▸ **What is required**
Those lines of the records that contain "JSON" are to be located and copied.

▸ **Data provided**
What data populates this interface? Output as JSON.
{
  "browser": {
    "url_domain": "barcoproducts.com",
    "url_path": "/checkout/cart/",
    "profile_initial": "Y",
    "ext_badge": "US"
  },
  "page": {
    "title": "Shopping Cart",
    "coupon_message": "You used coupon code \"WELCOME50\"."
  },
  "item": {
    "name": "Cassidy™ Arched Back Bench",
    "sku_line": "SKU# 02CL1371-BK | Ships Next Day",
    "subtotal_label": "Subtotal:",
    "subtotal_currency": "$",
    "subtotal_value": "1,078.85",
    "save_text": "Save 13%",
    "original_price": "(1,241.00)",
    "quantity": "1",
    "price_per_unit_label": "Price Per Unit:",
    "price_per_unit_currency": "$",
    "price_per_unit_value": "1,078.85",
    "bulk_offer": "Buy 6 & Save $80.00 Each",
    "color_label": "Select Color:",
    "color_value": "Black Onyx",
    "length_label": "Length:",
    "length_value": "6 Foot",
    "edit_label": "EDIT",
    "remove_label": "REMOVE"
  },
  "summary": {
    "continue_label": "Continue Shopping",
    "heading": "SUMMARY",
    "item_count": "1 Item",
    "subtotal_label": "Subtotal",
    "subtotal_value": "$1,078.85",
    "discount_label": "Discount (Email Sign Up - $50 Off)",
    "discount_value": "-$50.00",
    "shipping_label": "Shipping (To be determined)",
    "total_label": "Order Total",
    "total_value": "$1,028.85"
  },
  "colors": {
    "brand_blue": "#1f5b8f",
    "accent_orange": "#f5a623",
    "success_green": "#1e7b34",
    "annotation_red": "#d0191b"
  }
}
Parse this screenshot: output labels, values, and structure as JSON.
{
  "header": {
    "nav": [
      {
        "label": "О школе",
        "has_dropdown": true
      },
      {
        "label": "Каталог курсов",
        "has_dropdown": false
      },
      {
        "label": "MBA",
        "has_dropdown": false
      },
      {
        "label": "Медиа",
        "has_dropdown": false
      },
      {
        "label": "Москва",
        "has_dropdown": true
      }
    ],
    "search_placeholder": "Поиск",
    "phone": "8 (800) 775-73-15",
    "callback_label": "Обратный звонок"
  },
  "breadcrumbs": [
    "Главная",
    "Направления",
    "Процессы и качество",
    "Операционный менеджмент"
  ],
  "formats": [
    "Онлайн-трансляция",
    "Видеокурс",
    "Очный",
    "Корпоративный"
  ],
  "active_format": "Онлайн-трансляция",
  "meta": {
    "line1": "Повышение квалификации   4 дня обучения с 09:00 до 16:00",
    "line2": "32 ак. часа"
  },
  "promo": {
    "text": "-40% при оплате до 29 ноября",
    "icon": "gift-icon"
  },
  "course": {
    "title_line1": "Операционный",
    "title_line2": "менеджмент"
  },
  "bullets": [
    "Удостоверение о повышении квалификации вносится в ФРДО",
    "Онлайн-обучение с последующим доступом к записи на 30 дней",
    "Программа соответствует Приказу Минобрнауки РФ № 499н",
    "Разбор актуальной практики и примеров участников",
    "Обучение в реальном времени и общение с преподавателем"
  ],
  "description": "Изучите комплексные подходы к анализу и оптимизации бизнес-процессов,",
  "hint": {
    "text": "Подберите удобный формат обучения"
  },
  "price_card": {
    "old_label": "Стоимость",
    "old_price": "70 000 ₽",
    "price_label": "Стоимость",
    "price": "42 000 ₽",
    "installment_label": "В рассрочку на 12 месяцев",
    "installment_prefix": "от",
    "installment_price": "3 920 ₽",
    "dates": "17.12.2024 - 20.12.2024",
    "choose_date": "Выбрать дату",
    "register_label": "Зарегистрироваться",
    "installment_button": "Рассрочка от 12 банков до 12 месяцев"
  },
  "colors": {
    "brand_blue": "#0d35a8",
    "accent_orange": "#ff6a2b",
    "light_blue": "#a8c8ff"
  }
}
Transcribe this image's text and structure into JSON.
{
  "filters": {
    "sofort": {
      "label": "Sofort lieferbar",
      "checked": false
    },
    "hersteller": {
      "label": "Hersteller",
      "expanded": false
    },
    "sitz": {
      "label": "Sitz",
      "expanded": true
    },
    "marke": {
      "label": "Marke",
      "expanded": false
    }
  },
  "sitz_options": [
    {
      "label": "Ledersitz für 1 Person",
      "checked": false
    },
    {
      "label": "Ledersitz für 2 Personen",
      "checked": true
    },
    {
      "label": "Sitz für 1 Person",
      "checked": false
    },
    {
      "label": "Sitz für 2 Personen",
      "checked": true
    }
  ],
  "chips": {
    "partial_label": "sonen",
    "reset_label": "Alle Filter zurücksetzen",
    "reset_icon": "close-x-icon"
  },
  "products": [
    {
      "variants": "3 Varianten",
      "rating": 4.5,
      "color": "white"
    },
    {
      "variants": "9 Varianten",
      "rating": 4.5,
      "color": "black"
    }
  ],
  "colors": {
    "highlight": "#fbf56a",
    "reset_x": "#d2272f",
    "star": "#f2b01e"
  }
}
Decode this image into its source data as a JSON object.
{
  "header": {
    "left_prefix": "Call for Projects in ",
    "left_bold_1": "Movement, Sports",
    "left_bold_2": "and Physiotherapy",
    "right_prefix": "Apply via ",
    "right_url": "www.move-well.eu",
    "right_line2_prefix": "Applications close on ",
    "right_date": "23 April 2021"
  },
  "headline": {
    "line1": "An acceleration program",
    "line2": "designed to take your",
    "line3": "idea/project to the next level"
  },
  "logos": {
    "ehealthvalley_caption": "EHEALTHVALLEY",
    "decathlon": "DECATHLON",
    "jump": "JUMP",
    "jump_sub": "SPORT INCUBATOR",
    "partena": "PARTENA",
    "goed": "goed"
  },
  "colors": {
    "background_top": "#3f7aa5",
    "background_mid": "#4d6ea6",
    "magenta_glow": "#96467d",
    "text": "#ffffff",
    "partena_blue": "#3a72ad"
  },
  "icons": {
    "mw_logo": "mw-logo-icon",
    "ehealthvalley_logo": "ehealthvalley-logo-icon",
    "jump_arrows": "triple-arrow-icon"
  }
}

▸ **Answer below**
What data populates this interface? Output as JSON.
Parse this screenshot: output labels, values, and structure as JSON.
Transcribe this image's text and structure into JSON.
Decode this image into its source data as a JSON object.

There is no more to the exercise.